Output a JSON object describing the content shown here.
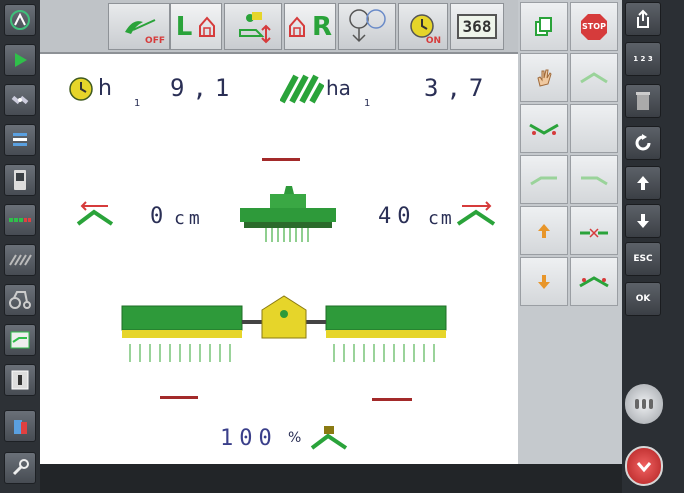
{
  "colors": {
    "accent_green": "#2aa33a",
    "cab_yellow": "#e6d52a",
    "marker_red": "#a32a2a",
    "value_blue": "#2a2f55",
    "icon_red": "#d63b3b"
  },
  "topbar": {
    "sc_off_label": "OFF",
    "left_label": "L",
    "right_label": "R",
    "timer_on_label": "ON",
    "counter_value": "368"
  },
  "stats": {
    "hours_unit": "h",
    "hours_sub": "1",
    "hours_value": "9,1",
    "area_unit": "ha",
    "area_sub": "1",
    "area_value": "3,7"
  },
  "offsets": {
    "left_value": "0",
    "left_unit": "cm",
    "right_value": "40",
    "right_unit": "cm"
  },
  "bottom_percent": {
    "value": "100",
    "unit": "%"
  },
  "softkeys": {
    "stop_label": "STOP"
  },
  "rightbar": {
    "numpad_label": "1 2 3",
    "esc_label": "ESC",
    "ok_label": "OK"
  },
  "icons": [
    "home-icon",
    "play-icon",
    "satellite-icon",
    "list-icon",
    "phone-icon",
    "pattern-icon",
    "swath-icon",
    "tractor-icon",
    "ramp-icon",
    "card-icon",
    "trash-icon",
    "wrench-icon"
  ]
}
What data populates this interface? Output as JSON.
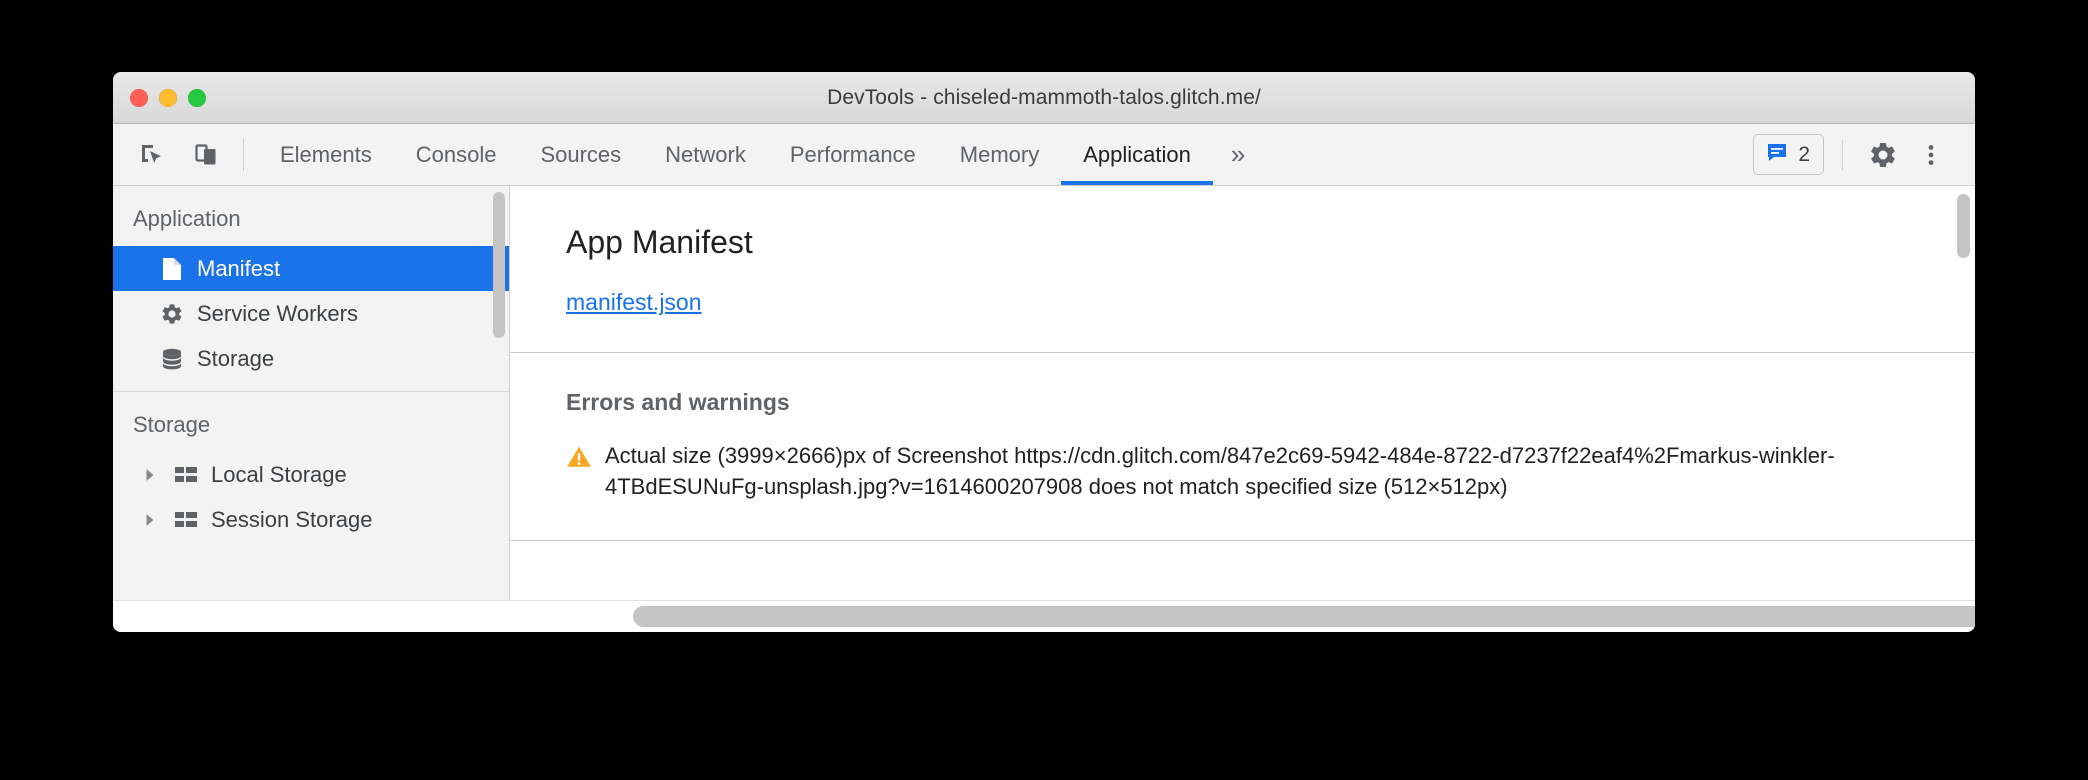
{
  "window": {
    "title": "DevTools - chiseled-mammoth-talos.glitch.me/",
    "traffic_lights": {
      "close": "close-button",
      "minimize": "minimize-button",
      "maximize": "maximize-button"
    }
  },
  "toolbar": {
    "inspect_icon": "inspect-element-icon",
    "device_icon": "device-toolbar-icon",
    "tabs": [
      {
        "label": "Elements",
        "active": false
      },
      {
        "label": "Console",
        "active": false
      },
      {
        "label": "Sources",
        "active": false
      },
      {
        "label": "Network",
        "active": false
      },
      {
        "label": "Performance",
        "active": false
      },
      {
        "label": "Memory",
        "active": false
      },
      {
        "label": "Application",
        "active": true
      }
    ],
    "more_tabs_label": "»",
    "messages": {
      "icon": "message-icon",
      "count": "2",
      "color": "#1a73e8"
    },
    "settings_icon": "gear-icon",
    "more_options_icon": "kebab-menu-icon"
  },
  "sidebar": {
    "groups": [
      {
        "title": "Application",
        "items": [
          {
            "label": "Manifest",
            "icon": "document-icon",
            "selected": true,
            "twisty": false
          },
          {
            "label": "Service Workers",
            "icon": "gear-icon",
            "selected": false,
            "twisty": false
          },
          {
            "label": "Storage",
            "icon": "database-icon",
            "selected": false,
            "twisty": false
          }
        ]
      },
      {
        "title": "Storage",
        "items": [
          {
            "label": "Local Storage",
            "icon": "table-icon",
            "selected": false,
            "twisty": true
          },
          {
            "label": "Session Storage",
            "icon": "table-icon",
            "selected": false,
            "twisty": true
          }
        ]
      }
    ],
    "selected_color": "#1a73e8"
  },
  "main": {
    "title": "App Manifest",
    "manifest_link": "manifest.json",
    "errors_section_title": "Errors and warnings",
    "warning": {
      "icon": "warning-triangle-icon",
      "icon_color": "#f5a623",
      "text": "Actual size (3999×2666)px of Screenshot https://cdn.glitch.com/847e2c69-5942-484e-8722-d7237f22eaf4%2Fmarkus-winkler-4TBdESUNuFg-unsplash.jpg?v=1614600207908 does not match specified size (512×512px)"
    }
  }
}
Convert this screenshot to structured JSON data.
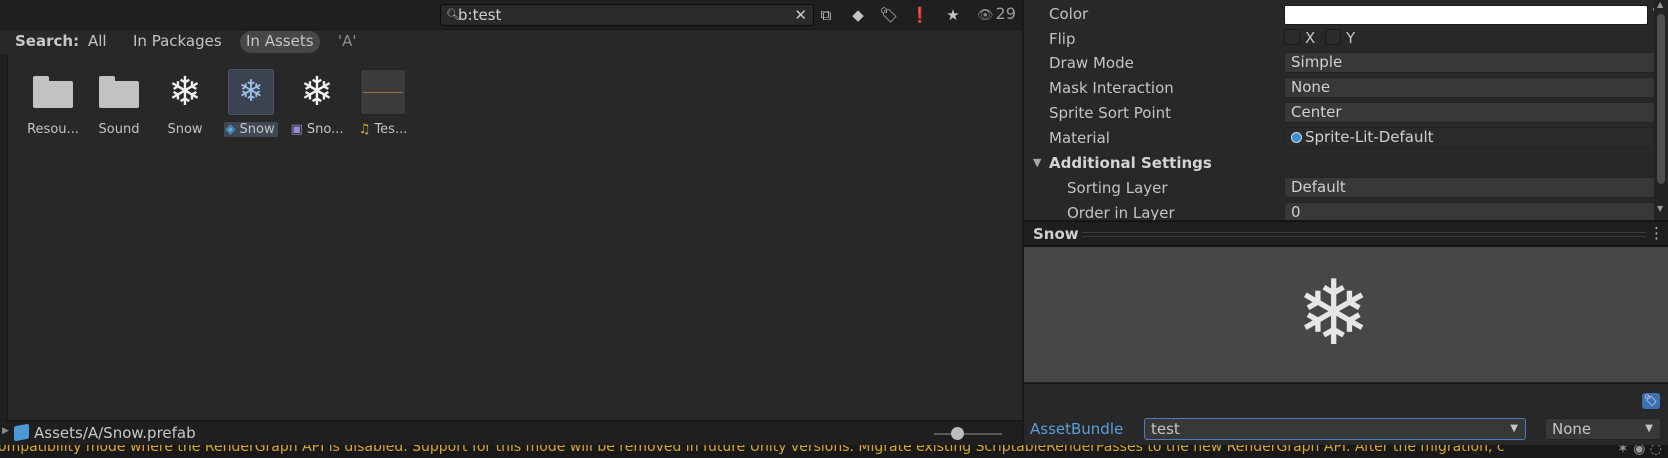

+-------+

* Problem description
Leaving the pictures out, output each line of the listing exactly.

* Answer box
Output a JSON object describing the content shown here.
{
  "colors": {
    "accent_green": "#2aa33a",
    "cab_yellow": "#e6d52a",
    "marker_red": "#a32a2a",
    "value_blue": "#2a2f55",
    "icon_red": "#d63b3b"
  },
  "topbar": {
    "sc_off_label": "OFF",
    "left_label": "L",
    "right_label": "R",
    "timer_on_label": "ON",
    "counter_value": "368"
  },
  "stats": {
    "hours_unit": "h",
    "hours_sub": "1",
    "hours_value": "9,1",
    "area_unit": "ha",
    "area_sub": "1",
    "area_value": "3,7"
  },
  "offsets": {
    "left_value": "0",
    "left_unit": "cm",
    "right_value": "40",
    "right_unit": "cm"
  },
  "bottom_percent": {
    "value": "100",
    "unit": "%"
  },
  "softkeys": {
    "stop_label": "STOP"
  },
  "rightbar": {
    "numpad_label": "1 2 3",
    "esc_label": "ESC",
    "ok_label": "OK"
  },
  "icons": [
    "home-icon",
    "play-icon",
    "satellite-icon",
    "list-icon",
    "phone-icon",
    "pattern-icon",
    "swath-icon",
    "tractor-icon",
    "ramp-icon",
    "card-icon",
    "trash-icon",
    "wrench-icon"
  ]
}
What data populates this interface? Output as JSON.
{
  "window": {
    "title": "DevTools - chiseled-mammoth-talos.glitch.me/",
    "traffic_lights": {
      "close": "close-button",
      "minimize": "minimize-button",
      "maximize": "maximize-button"
    }
  },
  "toolbar": {
    "inspect_icon": "inspect-element-icon",
    "device_icon": "device-toolbar-icon",
    "tabs": [
      {
        "label": "Elements",
        "active": false
      },
      {
        "label": "Console",
        "active": false
      },
      {
        "label": "Sources",
        "active": false
      },
      {
        "label": "Network",
        "active": false
      },
      {
        "label": "Performance",
        "active": false
      },
      {
        "label": "Memory",
        "active": false
      },
      {
        "label": "Application",
        "active": true
      }
    ],
    "more_tabs_label": "»",
    "messages": {
      "icon": "message-icon",
      "count": "2",
      "color": "#1a73e8"
    },
    "settings_icon": "gear-icon",
    "more_options_icon": "kebab-menu-icon"
  },
  "sidebar": {
    "groups": [
      {
        "title": "Application",
        "items": [
          {
            "label": "Manifest",
            "icon": "document-icon",
            "selected": true,
            "twisty": false
          },
          {
            "label": "Service Workers",
            "icon": "gear-icon",
            "selected": false,
            "twisty": false
          },
          {
            "label": "Storage",
            "icon": "database-icon",
            "selected": false,
            "twisty": false
          }
        ]
      },
      {
        "title": "Storage",
        "items": [
          {
            "label": "Local Storage",
            "icon": "table-icon",
            "selected": false,
            "twisty": true
          },
          {
            "label": "Session Storage",
            "icon": "table-icon",
            "selected": false,
            "twisty": true
          }
        ]
      }
    ],
    "selected_color": "#1a73e8"
  },
  "main": {
    "title": "App Manifest",
    "manifest_link": "manifest.json",
    "errors_section_title": "Errors and warnings",
    "warning": {
      "icon": "warning-triangle-icon",
      "icon_color": "#f5a623",
      "text": "Actual size (3999×2666)px of Screenshot https://cdn.glitch.com/847e2c69-5942-484e-8722-d7237f22eaf4%2Fmarkus-winkler-4TBdESUNuFg-unsplash.jpg?v=1614600207908 does not match specified size (512×512px)"
    }
  }
}
Convert this screenshot to structured JSON data.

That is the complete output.